17 December 2015

State Services Commissioner Iain Rennie has released his findings in relation to a complaint from Kris Faafoi MP about aspects of the organisation and running of roadshows promoting the Kiwisaver Homestart programme, that is delivered by Housing New Zealand Corporation (HNZC).

The Commissioner has found two areas where different actions should have been taken to ensure political neutrality and an adequate separation of roles.

"I consider that these errors were due to failures of judgement, and a misunderstanding of the appropriate boundaries of roles," said Mr Rennie.

"I have not identified deliberate bias or inappropriate allocation of government resources in support of party political activity," said Mr Rennie.

Mr Faafoi's complaint relates to the apparent involvement of Government MPs in hosting a State services agency funded event, a staff member in the Office of the Minister of Building and Housing being involved in email discussions of a political nature, and the appropriateness of redactions made in the Official Information Act (OIA) response from HNZC to him on this issue.

"There are clear expectations of State servants set out in the Standards of Integrity and Conduct, in terms of remaining politically impartial," Mr Rennie said.

"These standards ensure that the State services can support both current and future Governments, and are a critical part of maintaining public trust and confidence in our system of public administration," he said.

"Any complaints about behaviour by State servants or agencies that does not meet the Standards of Integrity and Conduct are something I take seriously," said Mr Rennie.

State Services Commission staff have reviewed the relevant paperwork, including an un-redacted copy of the OIA response, and have discussed the matter with the chief executives and relevant senior managers of the agencies concerned, the Minister of Building and Housing, and Mr Faafoi.

Most of the correspondence in these emails was apolitical and unremarkable, regarding bookings, dates and other logistical and administrative matters. However, in some cases the correspondence strayed outside of what is appropriate for a Public Servant into discussing political matters.

"The Minister has advised me that he was not aware this was occurring until it became public, and all parties, including the staff member involved and the Minister, have acknowledged that this correspondence was inappropriate," said Mr Rennie.

"What happened was an error of judgement by an individual, but there is no indication of a wider issue," Mr Rennie said.

This matter has already been addressed directly by the staff member's employer, which is the appropriate way to resolve an issue of this nature.

"In relation to HNZC's involvement in the organisation and running of the roadshows there was an uncomfortable blurring of lines between the appropriate roles of a State services agency, the Office of the Minister and Government MPs," Mr Rennie said.

The issue in this case arises from the proposal that Government MPs from the locality would "host" at least some of the events, and directly invite constituents.

"While HNZC staff were not involved in any activity regarding local MPs involvement in eth roadshows, they missed opportunities to clarify the agency's role in a way that would have avoided a perception it was supporting a local Member of Parliament's event," Mr Rennie said.

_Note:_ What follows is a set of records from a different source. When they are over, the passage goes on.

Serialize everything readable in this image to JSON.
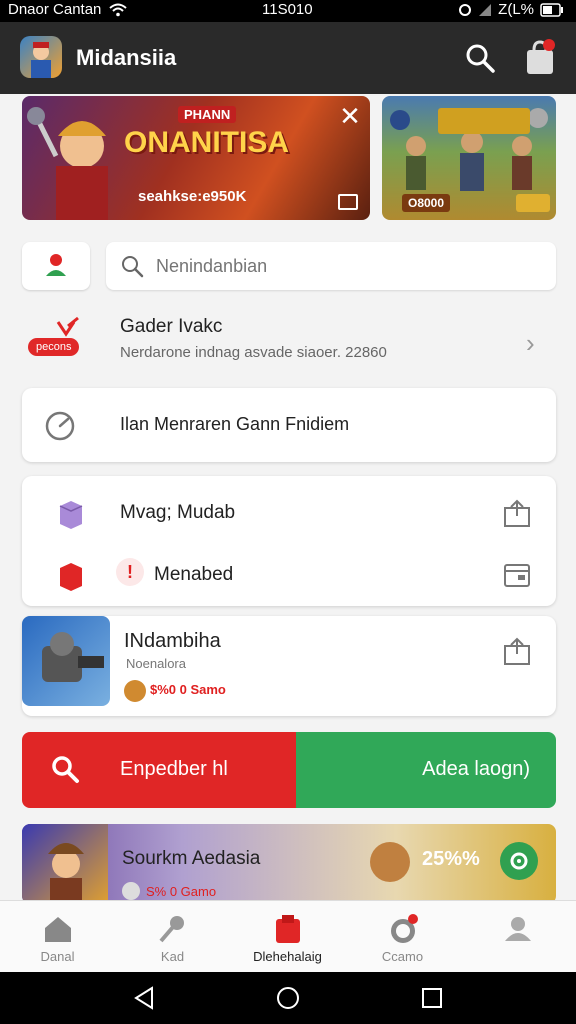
{
  "status_bar": {
    "carrier": "Dnaor Cantan",
    "time": "11S010",
    "battery": "Z(L%"
  },
  "app_bar": {
    "title": "Midansiia"
  },
  "banners": {
    "main": {
      "tag": "PHANN",
      "title": "ONANITISA",
      "subtitle": "seahkse:e950K"
    },
    "side": {
      "price": "O8000"
    }
  },
  "search": {
    "placeholder": "Nenindanbian"
  },
  "notice": {
    "badge": "pecons",
    "title": "Gader Ivakc",
    "text": "Nerdarone indnag asvade siaoer. 22860"
  },
  "card_main": {
    "label": "Ilan Menraren Gann Fnidiem"
  },
  "list_rows": [
    {
      "label": "Mvag; Mudab"
    },
    {
      "label": "Menabed",
      "alert": "!"
    }
  ],
  "game_card": {
    "title": "INdambiha",
    "subtitle": "Noenalora",
    "price": "$%0 0 Samo"
  },
  "split_button": {
    "left_label": "Enpedber hl",
    "right_label": "Adea laogn)"
  },
  "promo": {
    "title": "Sourkm Aedasia",
    "price": "S% 0 Gamo",
    "percent": "25%%"
  },
  "bottom_nav": [
    {
      "label": "Danal",
      "icon": "home-icon"
    },
    {
      "label": "Kad",
      "icon": "tools-icon"
    },
    {
      "label": "Dlehehalaig",
      "icon": "store-icon",
      "active": true
    },
    {
      "label": "Ccamo",
      "icon": "notification-icon"
    },
    {
      "label": "",
      "icon": "profile-icon"
    }
  ],
  "colors": {
    "accent_red": "#e02626",
    "accent_green": "#30a858",
    "app_bar": "#2a2a2a"
  }
}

HNZC should have sought greater clarity about the role of the Government MP at the event, and actively managed the risk that - as has transpired - the suggestion that a Government MP would "host" the event could lead to a perception that its own role in promoting and organising the event was not impartial.

Overall, SSC is confident that:

  • HNZC officials were endeavouring to support the government's promotion of the HomeStart initiative;
  • funding by HNZC was restricted to appropriate government advertising, in terms of its communication and logistical support; and
  • any blurring of boundaries that occurred due to the suggestion that the events be "hosted" locally by the government MP was not intentional.

"A government event hosted by the Minister to present unbiased and objective information about the implementation of government policy, supported by a State services agency, and attended by local MPs, is entirely uncontroversial," said Mr Rennie.

"Likewise, an event organised and hosted by a State services agency, attended by the Minister, and local dignitaries such as MPs is entirely appropriate," he said.

"These findings are a reminder to all government agencies of the need to ensure staff understand the appropriate boundaries and their obligation to ensure they are impartial - and are seen to be impartial - in all aspects of their conduct," Mr Rennie said.

The chief executives of both agencies concerned have indicated that they accept these findings and will look at internal processes to ensure their staff understand the risks of perceived inappropriate behaviour to themselves, Ministers, and their agencies, and can be helped to manage the boundaries appropriately.

The State Services Commissioner will discuss the lessons from those matters with chief executives, given their importance. State services agencies must be active in ensuring that the interface between the politically impartial work of State servants and the legitimate activities of MPs is managed well. Specifically, these events have highlighted two issues. First, departmental secondees in Ministerial offices should receive active support and coaching from their agencies to perform well, given the complex environment in which they work. Secondly, State services agencies must take care to manage the distinct but equally legitimate roles of State servants in communicating government policy on the one hand, and the political activities of MPs in promoting government policy on the other.

In addition, SSC staff will review the guidance available to support State servants in this area.

Matters relating to redactions made to the OIA response to Mr Faafoi are currently being investigated by the Ombudsman, who has the legal mandate to investigate complaints relating to OIA responses.